Hiscox underwriter Annabel Fell-Clark says she could have insured a $200m art collection before September 11, “but since then I have only been able to cover $25-50m”. This reduced capacity means higher rates for antique dealers at all levels of the market. David Scully, underwriter for Axa Art, says rises are inevitable. “Our reinsurance costs have increased by 50-100 per cent since the attacks. I would expect a 20 per cent rise in the cost of a clean claims renewal for dealers.”

Miss Fell-Clark predicts a similar rise at Hiscox, but she has also observed a greater fall in the cost of rates for the art trade over the past five years. “Since the attacks renewal rates have increased by 20-25 per cent for dealers with clean policies, but since 1997 our indices show an average 40 per cent fall in renewal costs.” The irony, she says, is that the art insurance was “not very profitable” before the attacks, because the falling cost of reinsurance had led to competitive rate offers.

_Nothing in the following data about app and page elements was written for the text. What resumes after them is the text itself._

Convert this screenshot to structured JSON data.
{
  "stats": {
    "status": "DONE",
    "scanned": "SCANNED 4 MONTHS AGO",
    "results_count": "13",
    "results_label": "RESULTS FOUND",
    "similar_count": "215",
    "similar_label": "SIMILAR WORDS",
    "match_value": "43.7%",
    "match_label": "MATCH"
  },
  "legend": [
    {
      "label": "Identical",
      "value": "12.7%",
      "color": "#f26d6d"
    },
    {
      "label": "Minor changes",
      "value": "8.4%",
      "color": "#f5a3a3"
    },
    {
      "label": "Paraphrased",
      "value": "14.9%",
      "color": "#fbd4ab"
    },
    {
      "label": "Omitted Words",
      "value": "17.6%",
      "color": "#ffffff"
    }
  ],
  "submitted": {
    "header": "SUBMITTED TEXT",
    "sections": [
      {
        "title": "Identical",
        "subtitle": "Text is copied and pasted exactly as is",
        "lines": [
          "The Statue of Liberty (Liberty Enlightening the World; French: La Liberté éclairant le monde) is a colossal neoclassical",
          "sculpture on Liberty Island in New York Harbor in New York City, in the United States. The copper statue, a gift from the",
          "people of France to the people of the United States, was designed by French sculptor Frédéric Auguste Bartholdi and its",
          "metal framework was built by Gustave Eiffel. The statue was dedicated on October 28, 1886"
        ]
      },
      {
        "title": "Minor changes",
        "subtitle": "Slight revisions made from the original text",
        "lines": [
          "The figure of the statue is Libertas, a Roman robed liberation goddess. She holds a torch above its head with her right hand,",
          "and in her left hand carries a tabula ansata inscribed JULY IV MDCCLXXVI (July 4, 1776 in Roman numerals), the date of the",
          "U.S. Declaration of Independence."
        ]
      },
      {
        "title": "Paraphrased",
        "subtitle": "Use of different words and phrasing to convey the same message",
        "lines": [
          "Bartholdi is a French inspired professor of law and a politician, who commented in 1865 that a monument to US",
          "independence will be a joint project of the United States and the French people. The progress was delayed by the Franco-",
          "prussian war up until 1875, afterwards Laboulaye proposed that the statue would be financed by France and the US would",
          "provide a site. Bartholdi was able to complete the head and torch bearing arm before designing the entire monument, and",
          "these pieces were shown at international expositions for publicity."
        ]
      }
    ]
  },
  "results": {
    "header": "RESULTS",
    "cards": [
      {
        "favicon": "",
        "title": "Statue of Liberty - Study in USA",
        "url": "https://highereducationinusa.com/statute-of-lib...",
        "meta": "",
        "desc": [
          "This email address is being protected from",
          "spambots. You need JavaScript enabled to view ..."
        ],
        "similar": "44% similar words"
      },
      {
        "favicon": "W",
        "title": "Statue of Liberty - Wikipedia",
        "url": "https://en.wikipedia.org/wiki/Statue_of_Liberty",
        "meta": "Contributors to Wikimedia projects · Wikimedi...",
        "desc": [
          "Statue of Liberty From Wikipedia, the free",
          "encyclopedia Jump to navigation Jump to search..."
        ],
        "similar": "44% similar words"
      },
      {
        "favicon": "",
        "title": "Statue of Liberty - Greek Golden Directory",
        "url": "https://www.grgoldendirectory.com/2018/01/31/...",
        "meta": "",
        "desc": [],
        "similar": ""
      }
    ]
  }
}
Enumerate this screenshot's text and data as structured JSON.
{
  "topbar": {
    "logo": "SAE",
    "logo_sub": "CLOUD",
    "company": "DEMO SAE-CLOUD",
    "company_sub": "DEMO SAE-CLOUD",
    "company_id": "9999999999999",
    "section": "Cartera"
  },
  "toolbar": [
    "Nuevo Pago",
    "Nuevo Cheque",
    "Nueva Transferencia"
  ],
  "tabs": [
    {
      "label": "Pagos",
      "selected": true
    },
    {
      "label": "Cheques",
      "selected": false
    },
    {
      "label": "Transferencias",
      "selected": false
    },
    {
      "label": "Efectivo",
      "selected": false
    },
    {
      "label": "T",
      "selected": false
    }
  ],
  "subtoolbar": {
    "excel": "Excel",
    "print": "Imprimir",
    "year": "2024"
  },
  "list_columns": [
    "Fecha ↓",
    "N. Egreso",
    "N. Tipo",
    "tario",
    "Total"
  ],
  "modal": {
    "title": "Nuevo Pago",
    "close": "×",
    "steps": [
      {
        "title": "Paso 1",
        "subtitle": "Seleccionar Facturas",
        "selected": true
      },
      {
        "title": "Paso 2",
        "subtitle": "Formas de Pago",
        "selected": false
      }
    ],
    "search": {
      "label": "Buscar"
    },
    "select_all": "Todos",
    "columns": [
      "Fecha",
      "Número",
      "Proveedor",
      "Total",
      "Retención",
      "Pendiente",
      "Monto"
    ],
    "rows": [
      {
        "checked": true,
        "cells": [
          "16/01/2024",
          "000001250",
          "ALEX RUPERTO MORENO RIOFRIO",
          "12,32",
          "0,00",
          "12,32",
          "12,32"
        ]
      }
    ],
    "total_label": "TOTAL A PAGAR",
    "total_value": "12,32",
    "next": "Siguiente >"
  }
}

One of the great worries facing the upper end of the trade will be the difficulty in getting adequate cover for losses in the event of a terrorist attack. “One of the great problems for art insurers is the concentration of high value art in small areas of cities around the world – 57th Street in New York, Avenue Matignon in Paris,” said Mr Scully. So if a plane crashed in Bond Street or anthrax contaminated the Tate, who would cover the enormous losses? The majority of insurance companies contribute money to a government-backed reinsurance pool in the event of a domestic terrorist attack. But the likely rise in the cost of contributing to ‘Pool Re’ as it is known, will certainly hit dealers in high risk areas like London, and could evict from the pool some small art insurance firms who would then have to offer reduced cover or none at all.

“Our backers are refusing to reinsure for a terrorist attack,” says Miss Fell-Clark, who is not part of Pool Re. Consequently, she can only offer to insure up to $3m of art lost through terrorism. She is now considering the costs to her business, and her clients, of joining the pool.

Dealers who stand at fairs in the US are faced with further complications, as Pool Re does not extend to foreign countries. US insurance companies are currently lobbying Congress to indemnify them against future terrorist attack.

The art insurance community was badly hit by the attacks on America – over $100m of insured art was lost in the World Trade Center, including works by Rodin, Miro and Lichtenstein, with AXA Art liable for $20m.